Mapping and planning how to join up the dots while avoiding main roads is an exercise in itself. (See blog post about riding Route 6 of the National Cycle Network!) Going round one’s contacts to raise funds is a social activity and it is surprising how well my begging is received. During the first ten years or so I would cycle 50 -65 miles, visiting about 35 churches of all denominations. With my wearing out over time this has reduced somewhat to about 25 churches.

Arriving at an open church is always a pleasure with an opportunity to chat with the locals, hearing about long term vacancies for clerics and church warden replacements. Being inside tells so many stories that don’t feature outside. Being in pouring rain begs for a respite, as happened one year from Stow in Lindsey to Newark. Church porches help then.
Finding an event at a church in full swing is a bonus, even a wedding or a coffee morning, and Middle England bursts with joy. Scarecrow festivals add variety too!

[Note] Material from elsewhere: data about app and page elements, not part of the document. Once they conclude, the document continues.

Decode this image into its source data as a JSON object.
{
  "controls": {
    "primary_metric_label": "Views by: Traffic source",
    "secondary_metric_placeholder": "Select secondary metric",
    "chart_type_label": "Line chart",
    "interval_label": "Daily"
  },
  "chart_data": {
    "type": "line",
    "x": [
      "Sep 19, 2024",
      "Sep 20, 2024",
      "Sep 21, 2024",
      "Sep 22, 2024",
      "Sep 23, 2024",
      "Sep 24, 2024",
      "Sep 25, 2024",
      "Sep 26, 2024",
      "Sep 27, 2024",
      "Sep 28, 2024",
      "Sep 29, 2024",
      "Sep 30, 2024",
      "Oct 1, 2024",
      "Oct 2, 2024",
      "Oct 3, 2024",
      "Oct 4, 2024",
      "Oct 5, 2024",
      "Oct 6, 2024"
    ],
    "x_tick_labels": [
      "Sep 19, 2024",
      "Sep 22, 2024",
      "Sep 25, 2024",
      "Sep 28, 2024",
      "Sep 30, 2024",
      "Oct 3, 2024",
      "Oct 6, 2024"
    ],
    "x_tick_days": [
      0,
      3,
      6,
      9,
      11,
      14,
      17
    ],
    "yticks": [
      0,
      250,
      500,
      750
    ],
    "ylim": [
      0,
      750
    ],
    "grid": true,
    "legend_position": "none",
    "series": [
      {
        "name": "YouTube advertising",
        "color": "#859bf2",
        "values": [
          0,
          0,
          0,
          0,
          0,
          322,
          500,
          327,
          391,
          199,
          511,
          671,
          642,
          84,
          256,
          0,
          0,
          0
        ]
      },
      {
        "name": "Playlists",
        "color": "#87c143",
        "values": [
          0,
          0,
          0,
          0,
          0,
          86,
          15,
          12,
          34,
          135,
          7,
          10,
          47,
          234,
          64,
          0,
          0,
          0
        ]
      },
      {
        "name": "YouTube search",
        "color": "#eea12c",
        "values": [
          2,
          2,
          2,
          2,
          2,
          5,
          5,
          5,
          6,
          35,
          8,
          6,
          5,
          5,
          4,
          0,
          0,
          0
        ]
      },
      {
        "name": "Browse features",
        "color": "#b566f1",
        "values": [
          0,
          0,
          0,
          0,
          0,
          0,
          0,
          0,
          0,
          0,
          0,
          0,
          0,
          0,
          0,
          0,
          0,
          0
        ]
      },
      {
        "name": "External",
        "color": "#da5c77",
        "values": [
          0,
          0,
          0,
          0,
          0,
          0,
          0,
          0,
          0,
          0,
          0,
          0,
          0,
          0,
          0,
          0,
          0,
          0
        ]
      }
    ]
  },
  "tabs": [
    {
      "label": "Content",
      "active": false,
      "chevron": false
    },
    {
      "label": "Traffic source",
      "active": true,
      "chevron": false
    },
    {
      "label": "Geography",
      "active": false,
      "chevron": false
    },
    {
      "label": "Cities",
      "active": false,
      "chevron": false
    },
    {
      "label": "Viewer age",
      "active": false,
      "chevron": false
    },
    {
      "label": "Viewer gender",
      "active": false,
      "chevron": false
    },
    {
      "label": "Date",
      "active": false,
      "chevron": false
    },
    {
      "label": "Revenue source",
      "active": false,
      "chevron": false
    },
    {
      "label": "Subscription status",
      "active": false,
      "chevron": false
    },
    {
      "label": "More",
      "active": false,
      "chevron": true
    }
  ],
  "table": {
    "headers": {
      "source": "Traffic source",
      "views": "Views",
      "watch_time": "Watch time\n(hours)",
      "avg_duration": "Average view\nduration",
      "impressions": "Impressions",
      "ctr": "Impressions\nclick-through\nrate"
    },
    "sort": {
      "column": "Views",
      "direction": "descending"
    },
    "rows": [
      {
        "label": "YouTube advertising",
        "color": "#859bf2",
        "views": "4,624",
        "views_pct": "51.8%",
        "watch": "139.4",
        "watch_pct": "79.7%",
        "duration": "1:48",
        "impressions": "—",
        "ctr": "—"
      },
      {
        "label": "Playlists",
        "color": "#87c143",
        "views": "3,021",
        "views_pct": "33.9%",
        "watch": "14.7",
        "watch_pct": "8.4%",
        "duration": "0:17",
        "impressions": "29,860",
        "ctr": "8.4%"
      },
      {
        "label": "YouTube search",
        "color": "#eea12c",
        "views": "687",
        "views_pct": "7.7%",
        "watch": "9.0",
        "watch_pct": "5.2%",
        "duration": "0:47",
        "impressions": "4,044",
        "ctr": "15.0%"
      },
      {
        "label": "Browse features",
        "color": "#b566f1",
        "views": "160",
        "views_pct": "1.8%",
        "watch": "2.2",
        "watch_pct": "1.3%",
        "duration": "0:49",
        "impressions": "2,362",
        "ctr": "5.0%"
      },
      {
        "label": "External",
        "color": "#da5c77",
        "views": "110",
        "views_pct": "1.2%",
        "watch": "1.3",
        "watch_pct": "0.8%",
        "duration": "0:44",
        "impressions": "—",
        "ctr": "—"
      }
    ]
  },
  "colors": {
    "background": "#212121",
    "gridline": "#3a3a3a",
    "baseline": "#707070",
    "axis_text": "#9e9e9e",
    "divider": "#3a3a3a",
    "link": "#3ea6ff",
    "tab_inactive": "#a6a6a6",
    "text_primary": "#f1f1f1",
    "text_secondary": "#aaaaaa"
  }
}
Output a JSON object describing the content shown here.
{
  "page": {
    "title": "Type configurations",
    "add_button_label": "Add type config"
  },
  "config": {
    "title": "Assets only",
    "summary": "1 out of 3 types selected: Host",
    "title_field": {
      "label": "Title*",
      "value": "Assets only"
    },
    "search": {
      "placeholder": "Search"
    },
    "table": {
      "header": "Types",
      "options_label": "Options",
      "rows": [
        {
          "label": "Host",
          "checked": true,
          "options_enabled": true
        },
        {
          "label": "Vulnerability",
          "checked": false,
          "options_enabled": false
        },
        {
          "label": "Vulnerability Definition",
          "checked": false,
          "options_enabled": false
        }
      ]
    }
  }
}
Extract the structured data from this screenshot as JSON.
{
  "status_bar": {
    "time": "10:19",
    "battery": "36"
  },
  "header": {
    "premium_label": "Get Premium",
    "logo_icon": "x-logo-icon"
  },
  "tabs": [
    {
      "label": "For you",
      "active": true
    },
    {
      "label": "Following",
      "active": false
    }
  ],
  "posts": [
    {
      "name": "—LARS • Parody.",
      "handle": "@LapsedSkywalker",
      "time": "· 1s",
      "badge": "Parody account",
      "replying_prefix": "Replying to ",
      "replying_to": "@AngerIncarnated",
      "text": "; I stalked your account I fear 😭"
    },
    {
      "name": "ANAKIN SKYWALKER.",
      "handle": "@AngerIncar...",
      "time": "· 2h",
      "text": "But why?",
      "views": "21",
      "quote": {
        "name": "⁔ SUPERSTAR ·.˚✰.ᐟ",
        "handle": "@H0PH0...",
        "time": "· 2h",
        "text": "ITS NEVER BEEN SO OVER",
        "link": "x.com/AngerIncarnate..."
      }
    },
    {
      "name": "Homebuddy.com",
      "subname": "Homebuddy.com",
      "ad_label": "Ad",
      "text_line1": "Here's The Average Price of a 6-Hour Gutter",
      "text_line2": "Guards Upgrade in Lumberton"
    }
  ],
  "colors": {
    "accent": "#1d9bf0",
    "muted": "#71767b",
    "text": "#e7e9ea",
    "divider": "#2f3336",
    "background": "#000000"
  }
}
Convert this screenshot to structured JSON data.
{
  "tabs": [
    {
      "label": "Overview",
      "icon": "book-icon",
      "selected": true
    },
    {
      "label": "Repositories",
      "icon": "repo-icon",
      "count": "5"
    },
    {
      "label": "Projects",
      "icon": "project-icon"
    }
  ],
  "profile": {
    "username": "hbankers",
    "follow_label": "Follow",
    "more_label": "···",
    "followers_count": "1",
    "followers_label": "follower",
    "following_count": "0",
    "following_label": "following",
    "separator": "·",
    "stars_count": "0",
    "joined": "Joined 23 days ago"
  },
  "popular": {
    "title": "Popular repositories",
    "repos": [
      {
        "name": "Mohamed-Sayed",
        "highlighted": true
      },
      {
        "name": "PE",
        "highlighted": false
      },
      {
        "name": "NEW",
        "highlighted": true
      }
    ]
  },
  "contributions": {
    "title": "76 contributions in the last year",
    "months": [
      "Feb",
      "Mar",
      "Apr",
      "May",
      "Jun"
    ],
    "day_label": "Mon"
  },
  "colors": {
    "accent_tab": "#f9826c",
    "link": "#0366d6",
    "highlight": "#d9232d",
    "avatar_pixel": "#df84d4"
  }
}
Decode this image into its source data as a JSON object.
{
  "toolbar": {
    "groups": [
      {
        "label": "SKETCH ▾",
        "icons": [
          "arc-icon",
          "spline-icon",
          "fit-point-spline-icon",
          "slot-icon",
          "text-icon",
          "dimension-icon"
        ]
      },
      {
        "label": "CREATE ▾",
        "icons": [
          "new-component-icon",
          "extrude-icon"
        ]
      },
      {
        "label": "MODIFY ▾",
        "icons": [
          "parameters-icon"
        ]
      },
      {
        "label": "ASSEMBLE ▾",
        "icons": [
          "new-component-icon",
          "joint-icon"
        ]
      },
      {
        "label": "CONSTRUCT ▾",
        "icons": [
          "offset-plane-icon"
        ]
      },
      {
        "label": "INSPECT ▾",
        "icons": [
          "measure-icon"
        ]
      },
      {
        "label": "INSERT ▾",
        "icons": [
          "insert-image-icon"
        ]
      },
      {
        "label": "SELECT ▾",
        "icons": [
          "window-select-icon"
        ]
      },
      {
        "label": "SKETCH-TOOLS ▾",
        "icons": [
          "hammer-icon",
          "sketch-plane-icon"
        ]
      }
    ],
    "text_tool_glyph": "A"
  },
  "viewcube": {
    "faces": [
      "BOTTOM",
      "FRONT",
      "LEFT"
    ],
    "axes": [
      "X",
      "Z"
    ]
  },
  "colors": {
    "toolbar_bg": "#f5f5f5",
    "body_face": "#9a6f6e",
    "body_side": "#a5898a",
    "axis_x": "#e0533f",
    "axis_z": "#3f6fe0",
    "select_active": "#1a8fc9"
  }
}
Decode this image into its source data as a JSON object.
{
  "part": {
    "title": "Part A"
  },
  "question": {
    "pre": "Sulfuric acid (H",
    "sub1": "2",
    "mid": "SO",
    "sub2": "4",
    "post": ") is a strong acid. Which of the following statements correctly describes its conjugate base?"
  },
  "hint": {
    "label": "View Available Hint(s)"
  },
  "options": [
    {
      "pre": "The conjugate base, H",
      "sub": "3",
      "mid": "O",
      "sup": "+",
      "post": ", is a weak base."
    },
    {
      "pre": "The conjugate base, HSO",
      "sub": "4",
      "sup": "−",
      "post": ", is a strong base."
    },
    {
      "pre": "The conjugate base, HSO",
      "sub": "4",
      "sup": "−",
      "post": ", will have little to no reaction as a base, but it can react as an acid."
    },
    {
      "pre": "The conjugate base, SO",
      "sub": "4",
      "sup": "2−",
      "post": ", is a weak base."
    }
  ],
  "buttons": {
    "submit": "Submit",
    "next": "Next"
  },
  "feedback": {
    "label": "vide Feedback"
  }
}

Particular interiors have great resonance. From mediaeval pews with their misericords (Holme) and extravagant alabaster tombs for the Elizabethan squire, some of whom were in government then (Langar). Stonemasons telling stories in stone.

There’s a church about every one and a half miles throughout the county. All of them have a story to tell from a thousand years to less than a hundred and are just waiting for your visit this September to discover them.

See you out there!
Ed Compton, St Giles’ Edingley